Q: With so many representatives of the different traditions in the West who are obviously having to adapt in their own way to the situations they find themselves in, did you find that the examples that you heard from the Dalai Lama's comments confirmed things that we had been experimenting with here in England, or did it seem as though we were going off on the wrong track?
A: Although it seems that we're very much an institution at Amaravati, there is obviously a high degree of openness and willingness to learn from other traditions and other ways. Even though the Thai Forest tradition is quite strong in our form, there is still a liberality of practice on the internal level, and people are encouraged to find out what really helps them and works for them. Many people at the Conference seemed to have a narrow view of what Vipassana meditation was. I talked with people about Ajahn Sumedho's usage of Vipassana, and how the practice is based on using the body as a reference point, rather than the avoidance of experience or feeling - that he emphasises developing the practice of feeling life completely. People were quite surprised at this almost psychological approach, but, in fact, it's all right there in the Satipatthana Sutta; this is the original thing the Buddha was describing - opening the mind.

Q: Perhaps less formalised?
A: Yes. To me the Satipatthana Sutta, particularly cittanupassana, is very much what Ajahn Sumedho teaches. Knowing the angry mind as angry, the expanded mind as expanded and the contracted mind as contracted. Just knowing what's happening and being open to it, rather than strictly controlling things. One feels that Vipassana has been misinterpreted, as people seemed quite surprised that we weren't just concentrating fiercely on a particular sensation, or 'noting' every thing.
     Much of the Conference dwelt on questions that didn't affect us very deeply. In a way the whole ethical question wasn't something that has been a problem for our community, for example having teachers who are alcoholic or profligate with their students. But with regard to the questions concerning adaptations of the teachings or translation, it was amazing to see how all the different people had developed in a similar pattern (apart from the Zen people who had not studied under Japanese teachers); the Tibetans and the Theravadins, for the most part, all had the same kind of experiences of trying to work with terms and meaning and translation.

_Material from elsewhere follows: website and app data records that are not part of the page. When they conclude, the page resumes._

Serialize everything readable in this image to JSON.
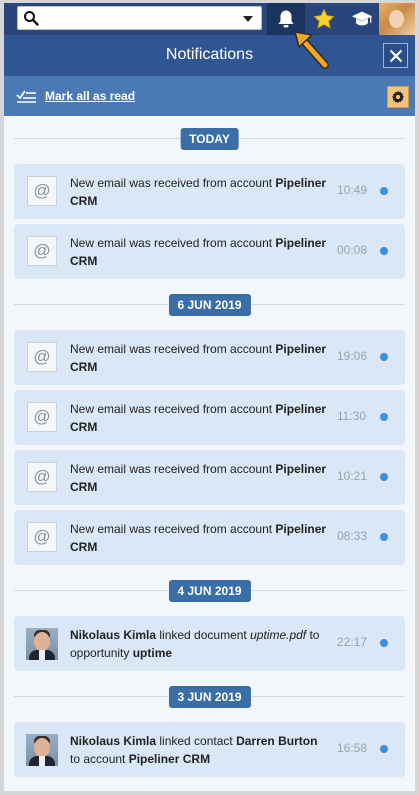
{
  "topbar": {
    "search_placeholder": "",
    "icons": [
      "search-icon",
      "dropdown-caret-icon",
      "bell-icon",
      "star-icon",
      "graduation-cap-icon",
      "user-avatar"
    ]
  },
  "header": {
    "title": "Notifications"
  },
  "actionbar": {
    "mark_all_label": "Mark all as read"
  },
  "colors": {
    "accent": "#28467a",
    "header": "#2f5592",
    "actionbar": "#4a79b5",
    "badge": "#3a6ea6",
    "card": "#d9e7f6",
    "unread_dot": "#3b8fdc",
    "arrow": "#f5a623"
  },
  "groups": [
    {
      "date": "TODAY",
      "items": [
        {
          "type": "email",
          "pre": "New email was received from account ",
          "bold": "Pipeliner CRM",
          "time": "10:49"
        },
        {
          "type": "email",
          "pre": "New email was received from account ",
          "bold": "Pipeliner CRM",
          "time": "00:08"
        }
      ]
    },
    {
      "date": "6 JUN 2019",
      "items": [
        {
          "type": "email",
          "pre": "New email was received from account ",
          "bold": "Pipeliner CRM",
          "time": "19:06"
        },
        {
          "type": "email",
          "pre": "New email was received from account ",
          "bold": "Pipeliner CRM",
          "time": "11:30"
        },
        {
          "type": "email",
          "pre": "New email was received from account ",
          "bold": "Pipeliner CRM",
          "time": "10:21"
        },
        {
          "type": "email",
          "pre": "New email was received from account ",
          "bold": "Pipeliner CRM",
          "time": "08:33"
        }
      ]
    },
    {
      "date": "4 JUN 2019",
      "items": [
        {
          "type": "user",
          "actor": "Nikolaus Kimla",
          "t1": " linked document ",
          "italic": "uptime.pdf",
          "t2": " to opportunity ",
          "bold": "uptime",
          "time": "22:17"
        }
      ]
    },
    {
      "date": "3 JUN 2019",
      "items": [
        {
          "type": "user",
          "actor": "Nikolaus Kimla",
          "t1": " linked contact ",
          "bold_contact": "Darren Burton",
          "t2": " to account ",
          "bold": "Pipeliner CRM",
          "time": "16:58"
        }
      ]
    }
  ]
}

Q: And with the adaptations of traditional forms that they used, were there also similar experiences in that field?
A: Yes. There were a number of adaptations by the Tibetans that were suggested or had been made, and other things that were proposed at the Conference that we had already either noticed or thought about. For instance, the whole issue of helping to bring the women of the community into a more egalitarian format with the men. Many of the same questions had come up concerning changes within a tradition. I think that we're closer to our Orthodoxy in some ways than the Tibetans, who are in a diaspora state without a massive national tradition still available for them to refer to. Many of the Tibetan Lamas are trying to sustain the old traditions and to keep the forms which they are accustomed to and know, but there's a sort of cultural terror of being wiped out, which obviously makes any kind of adaptation more resisted.

To be continued...